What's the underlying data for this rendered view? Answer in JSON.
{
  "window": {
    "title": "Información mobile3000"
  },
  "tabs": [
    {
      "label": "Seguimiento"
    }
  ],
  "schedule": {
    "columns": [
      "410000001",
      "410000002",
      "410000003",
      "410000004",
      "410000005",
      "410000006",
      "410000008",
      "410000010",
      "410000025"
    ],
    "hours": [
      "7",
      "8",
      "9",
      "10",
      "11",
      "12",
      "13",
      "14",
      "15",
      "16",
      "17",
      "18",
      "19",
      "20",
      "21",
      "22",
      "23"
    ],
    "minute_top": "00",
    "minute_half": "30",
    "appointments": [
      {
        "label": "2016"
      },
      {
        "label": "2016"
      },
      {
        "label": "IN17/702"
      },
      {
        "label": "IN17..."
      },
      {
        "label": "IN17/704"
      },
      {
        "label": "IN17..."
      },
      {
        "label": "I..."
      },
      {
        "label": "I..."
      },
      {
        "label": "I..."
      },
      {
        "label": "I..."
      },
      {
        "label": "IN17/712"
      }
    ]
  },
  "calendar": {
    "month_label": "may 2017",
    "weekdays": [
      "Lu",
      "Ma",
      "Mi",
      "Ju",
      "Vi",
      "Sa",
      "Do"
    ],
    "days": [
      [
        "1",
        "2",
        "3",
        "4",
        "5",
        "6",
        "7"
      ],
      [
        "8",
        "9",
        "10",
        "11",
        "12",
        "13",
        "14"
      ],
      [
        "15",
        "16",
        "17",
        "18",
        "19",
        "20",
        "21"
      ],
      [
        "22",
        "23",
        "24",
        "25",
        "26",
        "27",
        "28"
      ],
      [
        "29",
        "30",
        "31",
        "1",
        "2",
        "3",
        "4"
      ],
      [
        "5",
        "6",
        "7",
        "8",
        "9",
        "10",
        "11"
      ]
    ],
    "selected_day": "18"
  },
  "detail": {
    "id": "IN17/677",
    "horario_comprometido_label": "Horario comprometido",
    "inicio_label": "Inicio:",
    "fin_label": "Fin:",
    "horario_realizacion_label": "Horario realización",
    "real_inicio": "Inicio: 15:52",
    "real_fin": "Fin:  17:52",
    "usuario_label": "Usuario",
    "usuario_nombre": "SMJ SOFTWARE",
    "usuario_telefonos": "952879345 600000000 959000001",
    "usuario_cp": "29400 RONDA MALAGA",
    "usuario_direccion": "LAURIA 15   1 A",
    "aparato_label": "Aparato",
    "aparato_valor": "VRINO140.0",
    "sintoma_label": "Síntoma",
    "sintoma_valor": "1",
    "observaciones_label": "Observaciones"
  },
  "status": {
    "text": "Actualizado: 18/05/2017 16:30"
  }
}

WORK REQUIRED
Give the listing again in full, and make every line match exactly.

RESPONSE TO THE TASK
What's the underlying data for this rendered view? Answer in JSON.
{
  "window": {
    "title": "Información mobile3000"
  },
  "tabs": [
    {
      "label": "Seguimiento"
    }
  ],
  "schedule": {
    "columns": [
      "410000001",
      "410000002",
      "410000003",
      "410000004",
      "410000005",
      "410000006",
      "410000008",
      "410000010",
      "410000025"
    ],
    "hours": [
      "7",
      "8",
      "9",
      "10",
      "11",
      "12",
      "13",
      "14",
      "15",
      "16",
      "17",
      "18",
      "19",
      "20",
      "21",
      "22",
      "23"
    ],
    "minute_top": "00",
    "minute_half": "30",
    "appointments": [
      {
        "label": "2016"
      },
      {
        "label": "2016"
      },
      {
        "label": "IN17/702"
      },
      {
        "label": "IN17..."
      },
      {
        "label": "IN17/704"
      },
      {
        "label": "IN17..."
      },
      {
        "label": "I..."
      },
      {
        "label": "I..."
      },
      {
        "label": "I..."
      },
      {
        "label": "I..."
      },
      {
        "label": "IN17/712"
      }
    ]
  },
  "calendar": {
    "month_label": "may 2017",
    "weekdays": [
      "Lu",
      "Ma",
      "Mi",
      "Ju",
      "Vi",
      "Sa",
      "Do"
    ],
    "days": [
      [
        "1",
        "2",
        "3",
        "4",
        "5",
        "6",
        "7"
      ],
      [
        "8",
        "9",
        "10",
        "11",
        "12",
        "13",
        "14"
      ],
      [
        "15",
        "16",
        "17",
        "18",
        "19",
        "20",
        "21"
      ],
      [
        "22",
        "23",
        "24",
        "25",
        "26",
        "27",
        "28"
      ],
      [
        "29",
        "30",
        "31",
        "1",
        "2",
        "3",
        "4"
      ],
      [
        "5",
        "6",
        "7",
        "8",
        "9",
        "10",
        "11"
      ]
    ],
    "selected_day": "18"
  },
  "detail": {
    "id": "IN17/677",
    "horario_comprometido_label": "Horario comprometido",
    "inicio_label": "Inicio:",
    "fin_label": "Fin:",
    "horario_realizacion_label": "Horario realización",
    "real_inicio": "Inicio: 15:52",
    "real_fin": "Fin:  17:52",
    "usuario_label": "Usuario",
    "usuario_nombre": "SMJ SOFTWARE",
    "usuario_telefonos": "952879345 600000000 959000001",
    "usuario_cp": "29400 RONDA MALAGA",
    "usuario_direccion": "LAURIA 15   1 A",
    "aparato_label": "Aparato",
    "aparato_valor": "VRINO140.0",
    "sintoma_label": "Síntoma",
    "sintoma_valor": "1",
    "observaciones_label": "Observaciones"
  },
  "status": {
    "text": "Actualizado: 18/05/2017 16:30"
  }
}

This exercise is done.